Preliminary Interpretation of Water Chemistry and Groundwater Levels in the Eastern San Agustin Plains and Upper Alamosa Creek, N.M.
Alex Rinehart1, Ethan Mamer1, Stacy Timmons1 and Daniel Koning1
We present a compilation of water chemistry and groundwater level measurements from the eastern San Agustin Plains and the upper Alamosa Creek, NM. The San Agustin Plains forms a closed surface water basin with poorly constrained groundwater connections to neighboring basins. This basin is surrounded by the Datil Mountains to the northwest, the Gallinas Mountains to the northeast, Tres Montosa to the east and the northern San Mateo Mountains to the southeast. The C-N embayment of the eastern San Agustin Plains extends between the Luera and northern San Mateo Mountains. A low surface water divide separates the C-N embayment and the upper Alamosa Creek drainage. We define upper Alamosa Creek from its headwaters at the surface divide with the C-N embayment to just beyond the Monticello Box upstream of the village of Monticello.Both the eastern San Agustin Plains and upper Alamosa Creek occupy normal-fault bounded basins. The uppermost units of the San Agustin Plains consist of sandy basin fill, with thick playa-lacustrine deposits in the C-N embayment. The primary aquifers of Alamosa Creek are shallow alluvial aquifers. Uplands surrounding these basins are underlain by a series of ignimbrites, volcaniclastic sediment and lava flows associated with the Mogollon-Datil volcanic field, which locally may have high transmissivity fractured zones. Nested calderas are present near the boundary of the C-N embayment and upper Alamosa Creek.We sampled groundwater levels, major ion and trace metal chemistry, and environmental tracers including stable isotopes (O and H), carbon-14 and tritium. Groundwater levels have very low gradients in the eastern San Agustin Plains. However, between the C-N embayment and upper Alamosa creek, there is a steep southward groundwater gradient. In the upper Alamosa Creek, groundwater levels are generally shallow and mimic topography. The transition suggests a very low transmissivity zone in the aquifer under the upper Alamosa Creek and the C-N embayment boundary.Trace metal and major ion chemistry suggests there is little connection between the San Agustin Plains and the Alamosa Creek basins. Major ion chemistry results have dominant Ca to Na and HCO3

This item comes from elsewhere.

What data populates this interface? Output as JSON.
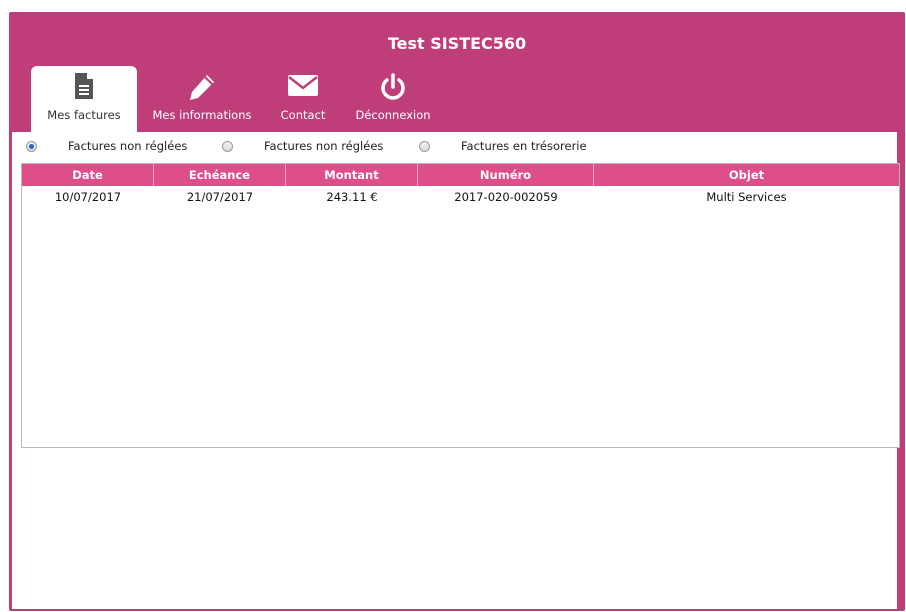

concentrations with slightly lower Ca and higher Na concentrations in the eastern San Agustin Plains, relative to the Alamosa Creek drainage. Concentrations of trace metals appear to be spatially correlated with faults and caldera margins in the eastern San Agustin Plains. They have generally low concentrations both in the central basin and in the upper Alamosa Creek.
The 14C groundwater ages show relatively “old” water (>10,000 years on average) in the eastern San Agustin Plains, while the waters in upper Alamosa Creek are dominantly younger. This is further supported by the presence of tritium in the upper Alamosa Creek waters (groundwater ages <50 y) and the general lack of tritium from water samples from the eastern San Agustin Plains. The isolation of the shallow aquifers of the eastern San Agustin Plains from Alamosa Creek is further supported by snow-dominated lighter δ18O values in the San Agustin Plains groundwater, and heavier δ18O values in the Alamosa Creek groundwater.

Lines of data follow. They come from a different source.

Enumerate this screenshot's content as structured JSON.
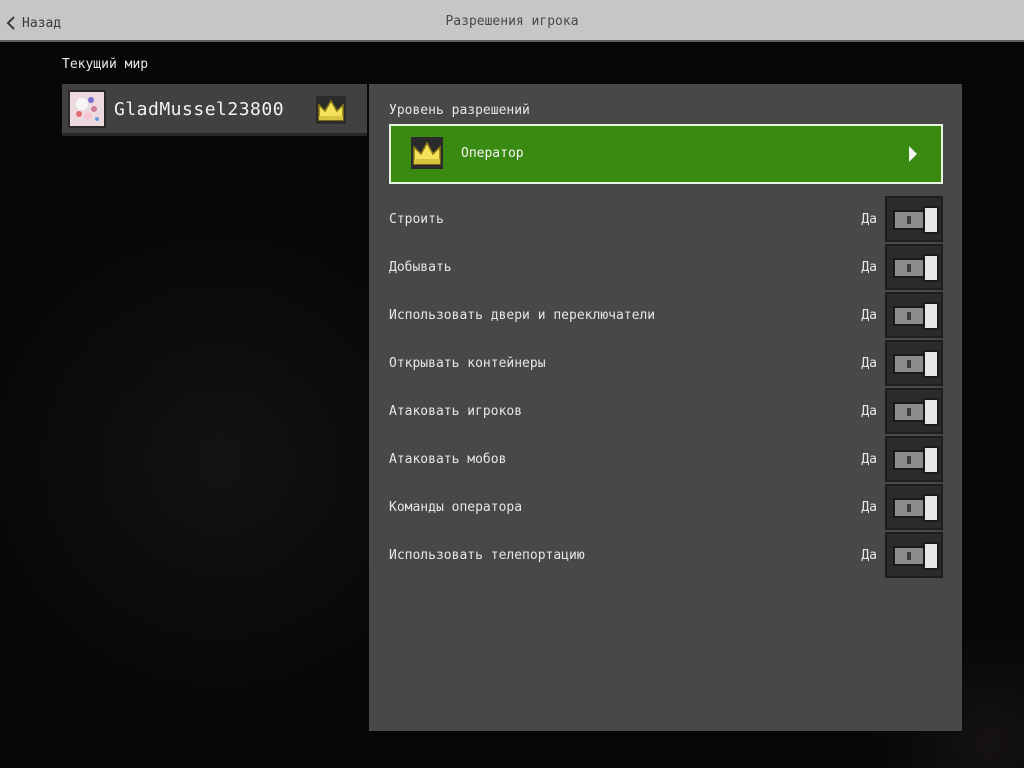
{
  "header": {
    "back_label": "Назад",
    "title": "Разрешения игрока"
  },
  "sidebar": {
    "section_label": "Текущий мир",
    "player": {
      "name": "GladMussel23800",
      "avatar_icon": "player-avatar",
      "rank_icon": "crown-icon"
    }
  },
  "panel": {
    "level_label": "Уровень разрешений",
    "level_value": "Оператор",
    "level_icon": "crown-icon",
    "permissions": [
      {
        "label": "Строить",
        "value": "Да",
        "enabled": true
      },
      {
        "label": "Добывать",
        "value": "Да",
        "enabled": true
      },
      {
        "label": "Использовать двери и переключатели",
        "value": "Да",
        "enabled": true
      },
      {
        "label": "Открывать контейнеры",
        "value": "Да",
        "enabled": true
      },
      {
        "label": "Атаковать игроков",
        "value": "Да",
        "enabled": true
      },
      {
        "label": "Атаковать мобов",
        "value": "Да",
        "enabled": true
      },
      {
        "label": "Команды оператора",
        "value": "Да",
        "enabled": true
      },
      {
        "label": "Использовать телепортацию",
        "value": "Да",
        "enabled": true
      }
    ]
  },
  "colors": {
    "accent_green": "#3a8a11",
    "panel": "#484848",
    "crown": "#f3e35a"
  }
}
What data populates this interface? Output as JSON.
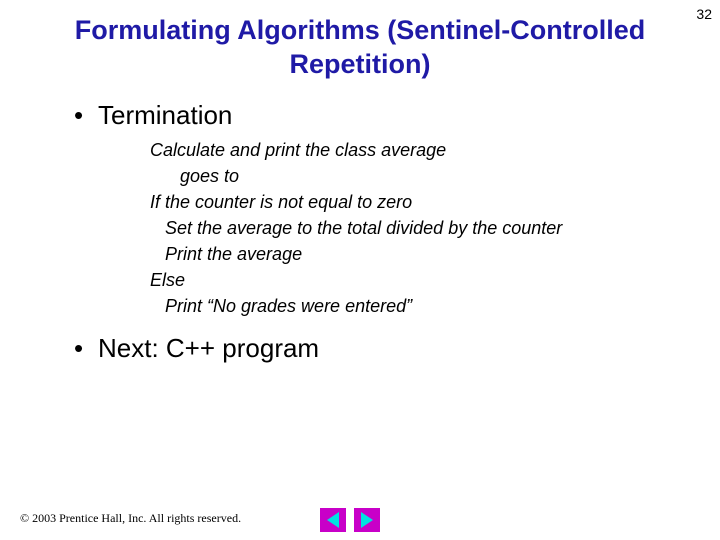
{
  "page_number": "32",
  "title": "Formulating Algorithms (Sentinel-Controlled Repetition)",
  "bullets": {
    "b1": "Termination",
    "b2": "Next: C++ program"
  },
  "pseudo": {
    "l0": "Calculate and print the class average",
    "l1": "      goes to",
    "l2": "If the counter is not equal to zero",
    "l3": "   Set the average to the total divided by the counter",
    "l4": "   Print the average",
    "l5": "Else",
    "l6": "   Print “No grades were entered”"
  },
  "footer": "© 2003 Prentice Hall, Inc.  All rights reserved.",
  "nav": {
    "prev_name": "prev-slide",
    "next_name": "next-slide"
  }
}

2015 New Mexico Geological Society Annual Spring Meeting
April 24, 2015, Macey Center, New Mexico Tech campus, Socorro, NM